Up-Cycle like a NudibranchPosted: September 24, 2011 Filed under: Biology Research | Tags: biology and design research, biology translated for design, bridging biology research to design, co-opting in nature, infinitely upgradeable, nematocysts and nudibranchs, recycling in nature, sea anemone eating nudibranch, up-cycling in biology, visual communication 8 Comments
The humble nudibranch, or sea slug, could be an incredible inspiration for how designers view recycling and up-cycling, and possibly even concepts around regenerative design. It’s taken me a little while, since Tim first told me this story, but here goes my first real attempt to put my money where my mouth is around the concept of visual communication in biomimicry. Looking forward to any feedback and ideas…
Nematocyst Up-cyclingRead the rest of this entry »
Re-Cycling, Up-Cycling, Bio-Cycling?Posted: August 19, 2011 Filed under: Biology Research, Project: Science Dialogue | Tags: bridging biology research to design, closed loop product design, infinitely upgradeable, recycling in nature, up-cycling in biology, up-cycling in design, upcycling in design, upcycling in nature 3 Comments
Huge thanks to the mighty fine brains of Tim and Peter, their comments to my last post are incredibly insightful and offer a lot for designers to chew on (yes I did throw a pun in there, sorry).
I want to hear some more design voices – so I thought I would begin to articulate how I am interpreting the information flow from a design perspective and see what bounces back. How can we reverse engineer these biological models into ambitious design ideas?
Nutrient Cycles in Nature
I have a very basic understanding of nutrient cycles, and I’m likely not the only designer out there with these limitations. We’ve all seen those simple diagrams showing water flowing through a landscape, or the how nitrogen, carbon or some other basic element moves through the different layers of an ecosystem. We’ve all heard of decomposers and their vital roles. But any discussion at a molecular level is usually pretty vague.

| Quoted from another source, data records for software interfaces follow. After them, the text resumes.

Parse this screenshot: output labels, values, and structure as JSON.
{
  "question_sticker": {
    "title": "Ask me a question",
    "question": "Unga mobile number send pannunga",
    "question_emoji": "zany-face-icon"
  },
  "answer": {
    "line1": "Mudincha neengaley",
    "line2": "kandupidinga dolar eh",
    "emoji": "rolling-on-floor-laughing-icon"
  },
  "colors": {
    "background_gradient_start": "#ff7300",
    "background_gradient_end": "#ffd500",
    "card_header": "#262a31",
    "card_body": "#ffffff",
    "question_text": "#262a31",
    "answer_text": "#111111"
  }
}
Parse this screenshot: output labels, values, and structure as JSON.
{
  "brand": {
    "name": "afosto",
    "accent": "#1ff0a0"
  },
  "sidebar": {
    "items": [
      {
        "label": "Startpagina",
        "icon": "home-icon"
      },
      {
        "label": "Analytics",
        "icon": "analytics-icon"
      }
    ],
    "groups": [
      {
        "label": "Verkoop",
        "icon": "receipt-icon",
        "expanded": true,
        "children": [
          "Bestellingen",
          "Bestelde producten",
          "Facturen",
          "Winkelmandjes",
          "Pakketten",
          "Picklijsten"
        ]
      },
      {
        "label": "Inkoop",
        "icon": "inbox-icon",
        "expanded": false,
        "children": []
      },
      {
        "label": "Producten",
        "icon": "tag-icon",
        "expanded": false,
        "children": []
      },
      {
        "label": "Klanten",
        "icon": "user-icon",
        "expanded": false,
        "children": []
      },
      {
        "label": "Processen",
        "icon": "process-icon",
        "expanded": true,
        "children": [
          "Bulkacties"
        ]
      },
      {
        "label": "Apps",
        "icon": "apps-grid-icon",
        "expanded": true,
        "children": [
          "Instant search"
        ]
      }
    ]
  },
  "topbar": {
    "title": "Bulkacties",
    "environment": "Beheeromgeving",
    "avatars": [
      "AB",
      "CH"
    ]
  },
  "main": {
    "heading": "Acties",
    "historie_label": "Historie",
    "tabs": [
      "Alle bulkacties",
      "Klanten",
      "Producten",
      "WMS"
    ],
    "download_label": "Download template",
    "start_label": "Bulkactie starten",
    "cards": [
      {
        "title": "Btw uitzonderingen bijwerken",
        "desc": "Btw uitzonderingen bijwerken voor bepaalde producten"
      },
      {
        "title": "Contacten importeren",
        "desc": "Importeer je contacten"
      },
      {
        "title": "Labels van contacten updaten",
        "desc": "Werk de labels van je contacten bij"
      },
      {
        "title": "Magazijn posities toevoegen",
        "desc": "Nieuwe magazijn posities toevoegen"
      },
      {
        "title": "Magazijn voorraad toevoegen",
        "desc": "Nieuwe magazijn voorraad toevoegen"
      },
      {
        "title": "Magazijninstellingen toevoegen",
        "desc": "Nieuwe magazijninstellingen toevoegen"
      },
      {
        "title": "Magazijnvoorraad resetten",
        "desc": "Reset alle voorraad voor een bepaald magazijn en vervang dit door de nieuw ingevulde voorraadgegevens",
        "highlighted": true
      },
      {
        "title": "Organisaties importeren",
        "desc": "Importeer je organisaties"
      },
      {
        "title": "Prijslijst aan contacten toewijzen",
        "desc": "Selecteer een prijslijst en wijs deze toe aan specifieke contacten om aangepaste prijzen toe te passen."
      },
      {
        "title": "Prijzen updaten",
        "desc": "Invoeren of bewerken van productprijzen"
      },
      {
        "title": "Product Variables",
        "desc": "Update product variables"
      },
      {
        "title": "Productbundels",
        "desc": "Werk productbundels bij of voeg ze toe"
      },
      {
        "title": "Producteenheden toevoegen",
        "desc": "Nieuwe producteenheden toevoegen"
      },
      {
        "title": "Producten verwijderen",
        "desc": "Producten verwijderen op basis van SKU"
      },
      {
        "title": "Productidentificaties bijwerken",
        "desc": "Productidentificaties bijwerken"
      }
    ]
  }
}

The more I am learning in this area, the more I realize how important these principles may be for designers.